--- Records to use Enclosed Below ---
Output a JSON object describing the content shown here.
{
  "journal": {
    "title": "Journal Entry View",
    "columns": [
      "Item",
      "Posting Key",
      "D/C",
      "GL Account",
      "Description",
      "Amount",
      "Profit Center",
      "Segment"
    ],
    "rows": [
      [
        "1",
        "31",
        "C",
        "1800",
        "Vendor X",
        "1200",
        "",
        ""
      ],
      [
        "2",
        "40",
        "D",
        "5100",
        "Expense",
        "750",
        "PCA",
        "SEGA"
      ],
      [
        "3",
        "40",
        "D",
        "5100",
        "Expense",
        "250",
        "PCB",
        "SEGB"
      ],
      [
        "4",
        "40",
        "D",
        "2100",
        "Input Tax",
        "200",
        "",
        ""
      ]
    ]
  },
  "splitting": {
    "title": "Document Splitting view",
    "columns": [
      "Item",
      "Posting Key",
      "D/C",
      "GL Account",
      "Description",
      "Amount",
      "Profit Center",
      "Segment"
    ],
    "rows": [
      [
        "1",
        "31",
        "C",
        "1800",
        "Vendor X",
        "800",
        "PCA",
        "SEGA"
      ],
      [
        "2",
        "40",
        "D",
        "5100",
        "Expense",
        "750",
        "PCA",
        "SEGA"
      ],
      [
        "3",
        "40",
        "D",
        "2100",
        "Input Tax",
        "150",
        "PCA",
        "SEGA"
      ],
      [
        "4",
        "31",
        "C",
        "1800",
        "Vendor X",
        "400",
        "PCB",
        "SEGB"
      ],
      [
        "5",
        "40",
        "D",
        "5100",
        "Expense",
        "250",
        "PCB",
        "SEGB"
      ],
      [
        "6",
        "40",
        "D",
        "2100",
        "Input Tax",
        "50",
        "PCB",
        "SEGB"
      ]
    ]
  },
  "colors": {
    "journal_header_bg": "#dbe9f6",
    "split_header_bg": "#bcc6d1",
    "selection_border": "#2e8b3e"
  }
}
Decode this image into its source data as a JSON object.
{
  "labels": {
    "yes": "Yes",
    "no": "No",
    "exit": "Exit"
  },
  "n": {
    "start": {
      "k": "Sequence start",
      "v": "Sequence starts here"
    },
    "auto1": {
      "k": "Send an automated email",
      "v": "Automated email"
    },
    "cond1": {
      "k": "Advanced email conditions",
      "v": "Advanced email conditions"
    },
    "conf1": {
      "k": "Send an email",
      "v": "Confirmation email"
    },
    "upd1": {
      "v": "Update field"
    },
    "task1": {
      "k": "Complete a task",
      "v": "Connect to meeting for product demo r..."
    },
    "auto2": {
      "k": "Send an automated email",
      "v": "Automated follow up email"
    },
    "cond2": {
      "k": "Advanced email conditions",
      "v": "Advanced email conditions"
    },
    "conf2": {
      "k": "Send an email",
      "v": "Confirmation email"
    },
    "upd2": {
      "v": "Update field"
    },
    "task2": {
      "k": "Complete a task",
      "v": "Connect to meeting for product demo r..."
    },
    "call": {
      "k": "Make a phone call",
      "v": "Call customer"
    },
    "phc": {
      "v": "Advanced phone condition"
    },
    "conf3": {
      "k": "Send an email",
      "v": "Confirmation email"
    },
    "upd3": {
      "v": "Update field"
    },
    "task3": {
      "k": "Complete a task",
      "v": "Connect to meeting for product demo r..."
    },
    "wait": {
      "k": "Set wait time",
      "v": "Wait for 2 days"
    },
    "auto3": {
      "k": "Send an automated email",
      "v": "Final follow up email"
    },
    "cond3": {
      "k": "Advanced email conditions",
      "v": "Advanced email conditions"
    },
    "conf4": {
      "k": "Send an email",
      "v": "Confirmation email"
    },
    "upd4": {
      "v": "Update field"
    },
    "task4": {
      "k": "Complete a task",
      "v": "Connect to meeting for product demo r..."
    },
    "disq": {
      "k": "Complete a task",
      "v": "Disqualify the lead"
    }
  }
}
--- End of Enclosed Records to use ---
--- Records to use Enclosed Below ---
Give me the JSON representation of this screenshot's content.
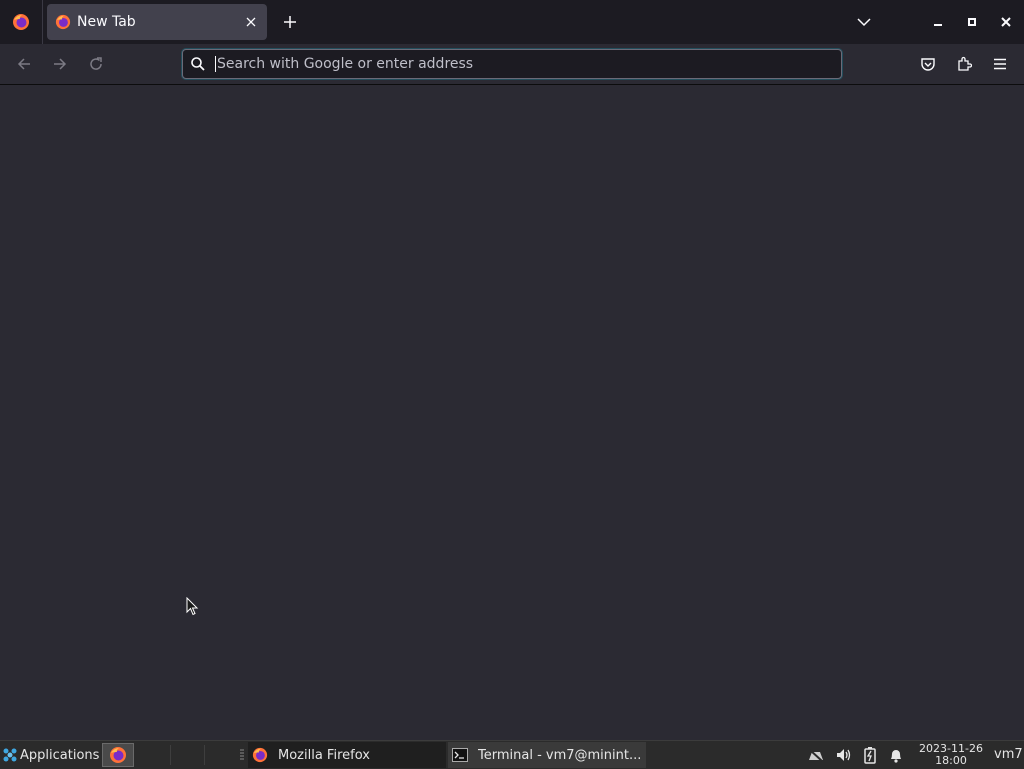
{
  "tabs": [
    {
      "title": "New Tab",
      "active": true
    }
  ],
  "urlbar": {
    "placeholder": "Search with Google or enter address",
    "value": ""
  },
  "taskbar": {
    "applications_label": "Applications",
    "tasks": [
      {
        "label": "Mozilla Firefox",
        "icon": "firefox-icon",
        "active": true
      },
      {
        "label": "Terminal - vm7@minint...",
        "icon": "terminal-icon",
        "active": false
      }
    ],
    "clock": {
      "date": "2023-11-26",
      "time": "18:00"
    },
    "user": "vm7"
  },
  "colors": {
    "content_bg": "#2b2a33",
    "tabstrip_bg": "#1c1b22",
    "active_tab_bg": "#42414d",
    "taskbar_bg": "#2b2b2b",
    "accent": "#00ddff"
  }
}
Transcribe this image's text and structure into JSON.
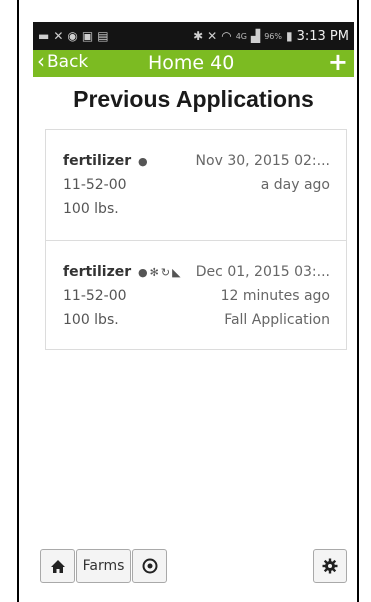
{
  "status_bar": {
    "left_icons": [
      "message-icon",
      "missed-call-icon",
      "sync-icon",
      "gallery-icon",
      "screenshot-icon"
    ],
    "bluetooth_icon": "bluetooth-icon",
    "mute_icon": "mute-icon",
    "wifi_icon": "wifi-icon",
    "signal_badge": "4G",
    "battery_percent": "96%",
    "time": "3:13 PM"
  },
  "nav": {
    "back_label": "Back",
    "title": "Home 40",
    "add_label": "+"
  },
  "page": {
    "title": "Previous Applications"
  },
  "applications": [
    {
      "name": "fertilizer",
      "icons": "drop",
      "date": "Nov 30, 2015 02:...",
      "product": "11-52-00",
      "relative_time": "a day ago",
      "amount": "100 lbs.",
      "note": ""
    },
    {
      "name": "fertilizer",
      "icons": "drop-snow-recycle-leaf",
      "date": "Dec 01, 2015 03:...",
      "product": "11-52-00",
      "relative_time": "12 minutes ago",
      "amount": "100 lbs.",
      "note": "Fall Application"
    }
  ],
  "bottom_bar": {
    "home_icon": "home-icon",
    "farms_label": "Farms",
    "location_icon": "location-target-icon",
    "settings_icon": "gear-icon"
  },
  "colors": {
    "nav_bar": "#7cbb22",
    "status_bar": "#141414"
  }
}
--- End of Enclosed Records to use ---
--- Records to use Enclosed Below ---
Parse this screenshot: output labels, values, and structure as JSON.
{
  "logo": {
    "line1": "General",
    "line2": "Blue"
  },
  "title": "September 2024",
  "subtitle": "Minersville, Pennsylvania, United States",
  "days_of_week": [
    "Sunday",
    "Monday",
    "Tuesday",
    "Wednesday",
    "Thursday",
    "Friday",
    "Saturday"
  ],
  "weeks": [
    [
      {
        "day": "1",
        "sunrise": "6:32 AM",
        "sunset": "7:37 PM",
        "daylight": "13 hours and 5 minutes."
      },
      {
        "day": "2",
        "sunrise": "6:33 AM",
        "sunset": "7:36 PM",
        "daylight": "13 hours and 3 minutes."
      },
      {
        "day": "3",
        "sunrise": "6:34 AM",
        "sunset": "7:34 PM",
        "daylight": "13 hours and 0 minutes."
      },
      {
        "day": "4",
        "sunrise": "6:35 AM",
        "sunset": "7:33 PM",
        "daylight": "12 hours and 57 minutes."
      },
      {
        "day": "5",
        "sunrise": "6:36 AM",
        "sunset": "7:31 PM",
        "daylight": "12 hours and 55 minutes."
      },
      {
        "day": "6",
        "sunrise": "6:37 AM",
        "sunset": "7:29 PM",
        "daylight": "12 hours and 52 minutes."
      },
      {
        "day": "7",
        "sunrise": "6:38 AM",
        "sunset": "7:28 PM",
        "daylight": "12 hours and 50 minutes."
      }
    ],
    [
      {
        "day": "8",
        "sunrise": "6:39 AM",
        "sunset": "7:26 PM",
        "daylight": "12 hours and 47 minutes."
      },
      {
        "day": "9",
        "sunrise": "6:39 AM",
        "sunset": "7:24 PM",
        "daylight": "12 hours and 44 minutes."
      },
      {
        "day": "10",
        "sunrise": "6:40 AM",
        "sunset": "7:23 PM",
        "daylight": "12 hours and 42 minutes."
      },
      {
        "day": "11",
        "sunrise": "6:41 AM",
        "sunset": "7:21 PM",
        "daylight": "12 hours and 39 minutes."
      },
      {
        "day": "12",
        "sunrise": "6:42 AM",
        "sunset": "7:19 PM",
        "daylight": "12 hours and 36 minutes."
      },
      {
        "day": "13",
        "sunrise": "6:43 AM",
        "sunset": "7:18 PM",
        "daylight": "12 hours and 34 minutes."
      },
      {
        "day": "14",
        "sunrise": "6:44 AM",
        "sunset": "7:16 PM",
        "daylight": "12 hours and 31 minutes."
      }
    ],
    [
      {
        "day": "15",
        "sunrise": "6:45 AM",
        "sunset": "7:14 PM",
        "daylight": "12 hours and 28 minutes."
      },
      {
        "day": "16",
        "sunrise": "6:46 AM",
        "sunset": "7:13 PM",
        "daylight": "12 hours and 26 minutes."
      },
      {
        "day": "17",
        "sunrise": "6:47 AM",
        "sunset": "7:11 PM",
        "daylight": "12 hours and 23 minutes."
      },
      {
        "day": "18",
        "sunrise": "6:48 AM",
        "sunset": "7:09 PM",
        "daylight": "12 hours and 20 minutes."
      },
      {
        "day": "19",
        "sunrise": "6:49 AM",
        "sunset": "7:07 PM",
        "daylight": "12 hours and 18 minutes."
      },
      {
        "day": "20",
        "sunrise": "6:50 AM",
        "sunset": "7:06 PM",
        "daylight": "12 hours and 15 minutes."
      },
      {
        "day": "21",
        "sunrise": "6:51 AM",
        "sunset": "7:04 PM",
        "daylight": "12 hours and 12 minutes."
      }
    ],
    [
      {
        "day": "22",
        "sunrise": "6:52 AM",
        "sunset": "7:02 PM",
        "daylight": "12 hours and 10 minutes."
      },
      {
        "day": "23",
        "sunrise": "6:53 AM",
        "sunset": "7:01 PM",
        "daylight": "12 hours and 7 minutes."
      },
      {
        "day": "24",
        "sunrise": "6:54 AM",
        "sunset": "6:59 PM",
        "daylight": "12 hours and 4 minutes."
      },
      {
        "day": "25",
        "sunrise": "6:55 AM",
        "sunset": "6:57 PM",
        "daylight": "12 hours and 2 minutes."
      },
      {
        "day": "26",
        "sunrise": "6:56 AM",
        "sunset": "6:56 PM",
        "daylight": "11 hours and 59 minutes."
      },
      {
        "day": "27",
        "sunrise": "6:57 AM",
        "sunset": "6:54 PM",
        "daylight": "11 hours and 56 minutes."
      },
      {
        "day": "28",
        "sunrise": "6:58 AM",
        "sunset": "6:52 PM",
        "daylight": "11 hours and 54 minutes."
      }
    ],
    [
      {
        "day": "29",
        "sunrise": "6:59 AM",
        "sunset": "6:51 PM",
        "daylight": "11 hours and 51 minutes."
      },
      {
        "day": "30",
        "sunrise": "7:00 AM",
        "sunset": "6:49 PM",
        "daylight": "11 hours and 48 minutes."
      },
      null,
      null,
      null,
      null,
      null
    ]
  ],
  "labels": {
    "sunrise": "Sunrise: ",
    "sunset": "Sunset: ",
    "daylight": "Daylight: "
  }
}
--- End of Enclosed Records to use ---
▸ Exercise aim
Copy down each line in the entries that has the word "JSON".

▸ Response to the task
Output a JSON object describing the content shown here.
Decode this image into its source data as a JSON object.
Give me the JSON representation of this screenshot's content.
Transcribe this image's text and structure into JSON.
Parse this screenshot: output labels, values, and structure as JSON.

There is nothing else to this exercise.